Three candidates are in the running to become the next federal Liberal candidate for the Okanagan Coquihalla riding.
Former local candidate Ross Rebagliati earlier announced he was stepping down for personal reasons. On March 15, the Liberal membership will vote in the next Liberal candidate who will represent the riding.
John Kidder who lives and maintains 10 acres in Ashcroft, has been a member of the Liberal Party of Canada since 1980. He said he is opposed to many of the directions the government is taking.
“I see our government tending towards secrecy rather than openness, division rather than inclusion, authority rather than freedom, private interests rather than public. I see ideologically-based political tactics intended to ensure electoral success, rather than a strategy for sound government. I want to be a part of replacing this government with one that better reflects Canada and Canadians,” said Kidder.
Shan Lavell is a registered nurse with a bachelor of science in nursing and a masters in counselling psychology from the University of Victoria. She grew up in the Okanagan Valley and is passionate about creating the conditions for growth for families and business.
Lavell has particular interest in national policy in the areas of Aboriginal relations, affordable housing, early childhood development and child care and the ways we can create the conditions for growth for agricultural in Canada and communities in the Okanagan Coquihalla riding.
Gordon Wiebe has lived in the Okanagan for 11 years and has been a high school teacher in Saskatoon, Langley, Abbotsford and taught English in Hong Kong.
Seeking the Liberal nomination for Okanagan Coquihalla, Wiebe believes in a renewed and a stronger federalism, a balanced budget, a national policy on digital technologies and communication, and a national financial regulator which protects retirees, pensioners, investors, business and homeowners.

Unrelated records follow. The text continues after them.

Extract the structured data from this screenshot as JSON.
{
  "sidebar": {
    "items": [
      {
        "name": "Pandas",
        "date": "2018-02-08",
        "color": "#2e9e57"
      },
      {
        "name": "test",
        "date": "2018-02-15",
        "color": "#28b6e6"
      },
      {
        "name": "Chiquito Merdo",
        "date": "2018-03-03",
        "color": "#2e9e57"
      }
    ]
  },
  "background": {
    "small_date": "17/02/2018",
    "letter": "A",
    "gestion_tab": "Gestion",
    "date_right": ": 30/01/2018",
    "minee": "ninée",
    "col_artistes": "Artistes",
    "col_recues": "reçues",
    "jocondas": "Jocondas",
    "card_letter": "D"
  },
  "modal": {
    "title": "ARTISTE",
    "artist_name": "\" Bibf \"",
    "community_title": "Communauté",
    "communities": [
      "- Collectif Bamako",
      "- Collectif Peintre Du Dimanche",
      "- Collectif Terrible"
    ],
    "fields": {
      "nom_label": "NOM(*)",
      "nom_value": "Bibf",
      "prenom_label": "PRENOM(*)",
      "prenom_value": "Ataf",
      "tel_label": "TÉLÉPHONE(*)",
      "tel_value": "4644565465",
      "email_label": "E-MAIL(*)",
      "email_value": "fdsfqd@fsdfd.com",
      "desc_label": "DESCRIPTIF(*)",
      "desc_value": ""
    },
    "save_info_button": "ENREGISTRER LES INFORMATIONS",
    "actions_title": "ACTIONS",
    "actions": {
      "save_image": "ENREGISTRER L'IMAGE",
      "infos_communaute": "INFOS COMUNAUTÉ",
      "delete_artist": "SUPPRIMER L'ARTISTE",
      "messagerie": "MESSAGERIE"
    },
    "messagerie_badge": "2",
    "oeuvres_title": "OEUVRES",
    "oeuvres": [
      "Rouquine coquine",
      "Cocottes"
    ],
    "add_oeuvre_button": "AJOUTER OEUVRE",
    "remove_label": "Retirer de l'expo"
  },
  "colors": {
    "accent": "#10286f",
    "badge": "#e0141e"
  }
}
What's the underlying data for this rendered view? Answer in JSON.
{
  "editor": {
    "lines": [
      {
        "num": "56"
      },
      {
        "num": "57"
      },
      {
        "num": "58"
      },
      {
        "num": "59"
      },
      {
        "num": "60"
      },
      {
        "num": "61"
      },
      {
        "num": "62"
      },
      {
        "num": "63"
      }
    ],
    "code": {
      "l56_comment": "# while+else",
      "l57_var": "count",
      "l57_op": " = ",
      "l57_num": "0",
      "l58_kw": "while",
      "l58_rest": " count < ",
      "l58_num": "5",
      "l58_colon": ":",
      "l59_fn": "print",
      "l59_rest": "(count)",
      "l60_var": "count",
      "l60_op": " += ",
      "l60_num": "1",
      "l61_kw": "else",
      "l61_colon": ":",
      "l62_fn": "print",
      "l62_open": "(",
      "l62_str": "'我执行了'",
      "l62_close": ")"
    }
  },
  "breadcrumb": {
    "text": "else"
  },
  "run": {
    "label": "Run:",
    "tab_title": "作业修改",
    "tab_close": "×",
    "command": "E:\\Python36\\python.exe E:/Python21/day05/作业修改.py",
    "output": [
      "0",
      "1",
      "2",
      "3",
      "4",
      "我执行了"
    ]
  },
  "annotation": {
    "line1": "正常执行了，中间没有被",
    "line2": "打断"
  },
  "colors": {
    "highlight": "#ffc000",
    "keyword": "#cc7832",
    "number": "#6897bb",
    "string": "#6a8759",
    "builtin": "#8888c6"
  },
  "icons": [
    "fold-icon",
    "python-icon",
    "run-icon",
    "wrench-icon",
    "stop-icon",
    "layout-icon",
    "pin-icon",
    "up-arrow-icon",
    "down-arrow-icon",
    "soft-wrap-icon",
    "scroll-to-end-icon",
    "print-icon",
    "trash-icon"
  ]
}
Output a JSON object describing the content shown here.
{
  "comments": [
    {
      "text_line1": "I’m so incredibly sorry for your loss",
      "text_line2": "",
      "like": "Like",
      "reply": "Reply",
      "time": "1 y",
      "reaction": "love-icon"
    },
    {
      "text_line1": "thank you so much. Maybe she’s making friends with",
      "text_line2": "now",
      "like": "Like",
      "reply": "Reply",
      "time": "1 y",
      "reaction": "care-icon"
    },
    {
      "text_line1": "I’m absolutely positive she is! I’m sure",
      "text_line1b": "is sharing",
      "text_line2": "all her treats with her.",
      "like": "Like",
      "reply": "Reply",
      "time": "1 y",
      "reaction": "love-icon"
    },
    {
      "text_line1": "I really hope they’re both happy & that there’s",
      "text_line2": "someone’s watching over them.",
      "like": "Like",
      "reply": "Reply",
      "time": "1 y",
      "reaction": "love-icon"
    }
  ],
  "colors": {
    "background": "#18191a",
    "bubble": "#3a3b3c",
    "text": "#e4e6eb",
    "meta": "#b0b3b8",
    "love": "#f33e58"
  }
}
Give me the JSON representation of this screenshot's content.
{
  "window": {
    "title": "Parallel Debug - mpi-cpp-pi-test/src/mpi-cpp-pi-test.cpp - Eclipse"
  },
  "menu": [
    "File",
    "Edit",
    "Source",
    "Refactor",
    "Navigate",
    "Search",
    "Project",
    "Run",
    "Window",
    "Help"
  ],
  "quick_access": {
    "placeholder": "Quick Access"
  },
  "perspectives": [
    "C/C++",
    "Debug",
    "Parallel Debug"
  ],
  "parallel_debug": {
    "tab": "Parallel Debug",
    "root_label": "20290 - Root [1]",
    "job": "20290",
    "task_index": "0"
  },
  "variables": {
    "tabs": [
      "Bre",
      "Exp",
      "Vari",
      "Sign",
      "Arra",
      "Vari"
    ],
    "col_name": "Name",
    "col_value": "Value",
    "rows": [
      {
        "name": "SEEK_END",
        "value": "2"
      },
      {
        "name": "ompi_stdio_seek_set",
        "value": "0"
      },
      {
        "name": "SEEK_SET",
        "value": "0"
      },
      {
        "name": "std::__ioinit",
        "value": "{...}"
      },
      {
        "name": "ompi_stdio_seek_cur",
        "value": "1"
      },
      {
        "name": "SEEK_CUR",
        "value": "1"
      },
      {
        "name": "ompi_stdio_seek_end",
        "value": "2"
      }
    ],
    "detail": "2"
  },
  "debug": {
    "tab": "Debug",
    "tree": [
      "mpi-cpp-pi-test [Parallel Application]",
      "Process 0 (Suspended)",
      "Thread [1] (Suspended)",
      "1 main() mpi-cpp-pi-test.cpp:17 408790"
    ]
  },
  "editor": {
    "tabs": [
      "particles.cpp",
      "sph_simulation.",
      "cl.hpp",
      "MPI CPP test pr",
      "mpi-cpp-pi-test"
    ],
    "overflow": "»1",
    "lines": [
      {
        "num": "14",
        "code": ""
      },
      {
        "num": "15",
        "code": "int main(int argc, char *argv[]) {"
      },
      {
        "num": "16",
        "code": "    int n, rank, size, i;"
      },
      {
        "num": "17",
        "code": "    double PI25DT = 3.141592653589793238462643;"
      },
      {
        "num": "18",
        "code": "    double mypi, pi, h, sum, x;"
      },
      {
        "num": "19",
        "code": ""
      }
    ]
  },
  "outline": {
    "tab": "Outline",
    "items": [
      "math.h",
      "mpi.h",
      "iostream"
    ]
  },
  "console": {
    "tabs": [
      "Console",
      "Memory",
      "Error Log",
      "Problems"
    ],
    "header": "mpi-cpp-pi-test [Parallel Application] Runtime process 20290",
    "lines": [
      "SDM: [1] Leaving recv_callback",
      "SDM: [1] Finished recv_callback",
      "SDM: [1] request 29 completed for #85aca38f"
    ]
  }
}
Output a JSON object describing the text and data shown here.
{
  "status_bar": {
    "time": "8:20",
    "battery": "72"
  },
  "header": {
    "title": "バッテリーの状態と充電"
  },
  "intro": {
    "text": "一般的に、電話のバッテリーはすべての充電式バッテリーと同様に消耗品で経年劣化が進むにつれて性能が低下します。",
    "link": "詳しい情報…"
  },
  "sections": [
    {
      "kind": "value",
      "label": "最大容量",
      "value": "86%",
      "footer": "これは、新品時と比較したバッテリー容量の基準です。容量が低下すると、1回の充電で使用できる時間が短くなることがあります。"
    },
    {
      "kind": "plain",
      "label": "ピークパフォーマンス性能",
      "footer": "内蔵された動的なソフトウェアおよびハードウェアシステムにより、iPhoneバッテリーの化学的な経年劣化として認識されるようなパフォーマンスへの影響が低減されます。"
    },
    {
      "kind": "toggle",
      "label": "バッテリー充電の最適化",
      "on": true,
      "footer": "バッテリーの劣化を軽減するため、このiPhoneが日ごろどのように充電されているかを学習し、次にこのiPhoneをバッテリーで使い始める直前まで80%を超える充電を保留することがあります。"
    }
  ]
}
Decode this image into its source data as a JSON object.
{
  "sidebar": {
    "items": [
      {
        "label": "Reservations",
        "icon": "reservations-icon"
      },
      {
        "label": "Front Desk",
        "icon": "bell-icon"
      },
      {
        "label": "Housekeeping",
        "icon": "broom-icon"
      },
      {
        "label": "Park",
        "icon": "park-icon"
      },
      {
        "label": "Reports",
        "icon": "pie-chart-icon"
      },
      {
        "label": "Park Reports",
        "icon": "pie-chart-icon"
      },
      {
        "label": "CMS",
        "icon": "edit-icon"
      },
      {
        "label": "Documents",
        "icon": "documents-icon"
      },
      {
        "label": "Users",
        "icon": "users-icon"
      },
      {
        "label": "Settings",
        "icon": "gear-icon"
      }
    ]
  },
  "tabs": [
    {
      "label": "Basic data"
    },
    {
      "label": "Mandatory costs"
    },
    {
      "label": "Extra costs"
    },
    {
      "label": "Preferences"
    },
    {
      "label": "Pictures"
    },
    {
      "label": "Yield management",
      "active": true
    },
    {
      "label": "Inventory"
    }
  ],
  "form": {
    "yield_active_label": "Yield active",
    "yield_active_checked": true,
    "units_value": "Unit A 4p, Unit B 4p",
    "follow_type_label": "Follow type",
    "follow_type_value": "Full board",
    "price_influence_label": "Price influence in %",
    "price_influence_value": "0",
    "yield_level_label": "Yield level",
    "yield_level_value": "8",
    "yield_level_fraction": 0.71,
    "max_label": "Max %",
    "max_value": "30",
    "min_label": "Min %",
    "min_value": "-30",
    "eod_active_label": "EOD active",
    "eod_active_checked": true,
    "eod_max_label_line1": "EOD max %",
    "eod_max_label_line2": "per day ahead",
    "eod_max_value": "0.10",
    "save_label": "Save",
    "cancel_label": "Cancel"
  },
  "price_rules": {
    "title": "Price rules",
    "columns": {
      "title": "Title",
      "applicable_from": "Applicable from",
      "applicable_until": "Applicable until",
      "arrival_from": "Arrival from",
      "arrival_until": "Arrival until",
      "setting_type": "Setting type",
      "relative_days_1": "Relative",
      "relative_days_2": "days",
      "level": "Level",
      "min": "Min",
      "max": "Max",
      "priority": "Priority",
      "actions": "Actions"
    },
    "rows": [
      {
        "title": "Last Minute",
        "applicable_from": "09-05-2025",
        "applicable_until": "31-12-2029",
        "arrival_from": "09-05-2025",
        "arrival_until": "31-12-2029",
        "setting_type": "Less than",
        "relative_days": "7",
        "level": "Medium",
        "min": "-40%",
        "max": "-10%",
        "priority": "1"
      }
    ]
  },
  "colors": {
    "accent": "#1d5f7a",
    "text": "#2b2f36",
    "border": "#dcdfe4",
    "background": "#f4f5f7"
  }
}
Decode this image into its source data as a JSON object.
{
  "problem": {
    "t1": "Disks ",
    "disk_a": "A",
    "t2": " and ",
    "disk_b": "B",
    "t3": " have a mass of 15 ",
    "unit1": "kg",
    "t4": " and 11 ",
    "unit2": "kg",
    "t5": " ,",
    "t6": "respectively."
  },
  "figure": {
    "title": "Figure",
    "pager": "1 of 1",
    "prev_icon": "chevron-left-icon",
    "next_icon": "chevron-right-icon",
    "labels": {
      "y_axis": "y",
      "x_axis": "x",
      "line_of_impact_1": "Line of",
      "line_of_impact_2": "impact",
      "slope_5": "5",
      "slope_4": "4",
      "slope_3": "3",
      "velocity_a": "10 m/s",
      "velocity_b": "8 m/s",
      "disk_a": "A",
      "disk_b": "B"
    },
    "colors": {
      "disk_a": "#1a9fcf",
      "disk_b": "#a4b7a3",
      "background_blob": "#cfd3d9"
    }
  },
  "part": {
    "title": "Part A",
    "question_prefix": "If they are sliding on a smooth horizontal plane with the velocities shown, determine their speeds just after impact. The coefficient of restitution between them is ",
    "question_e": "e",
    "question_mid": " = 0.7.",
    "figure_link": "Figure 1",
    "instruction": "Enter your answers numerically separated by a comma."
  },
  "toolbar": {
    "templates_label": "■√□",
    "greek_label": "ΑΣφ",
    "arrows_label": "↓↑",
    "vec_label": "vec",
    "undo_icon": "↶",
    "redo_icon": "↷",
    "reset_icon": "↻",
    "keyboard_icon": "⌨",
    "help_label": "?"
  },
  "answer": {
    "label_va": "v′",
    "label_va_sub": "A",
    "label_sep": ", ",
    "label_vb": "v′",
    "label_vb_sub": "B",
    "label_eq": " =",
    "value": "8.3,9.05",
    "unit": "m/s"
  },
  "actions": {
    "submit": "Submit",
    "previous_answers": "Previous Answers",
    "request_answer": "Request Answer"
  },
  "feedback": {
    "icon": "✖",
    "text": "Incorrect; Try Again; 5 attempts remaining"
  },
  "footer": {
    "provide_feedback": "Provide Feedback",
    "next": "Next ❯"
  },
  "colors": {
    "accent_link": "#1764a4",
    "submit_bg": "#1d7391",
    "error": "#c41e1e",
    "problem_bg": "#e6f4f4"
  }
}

Wiebe calls for a stronger emphasis on interprovincial dialogue on issues of health care, greater emphasis on pluralism and dialogue with the First Nations, a national civilian service which is staffed by volunteer recruits, modeled after the American Vista program in the U.S., greater emphasis on the arts and multiculturalism and a more progressive immigration and emigration policy.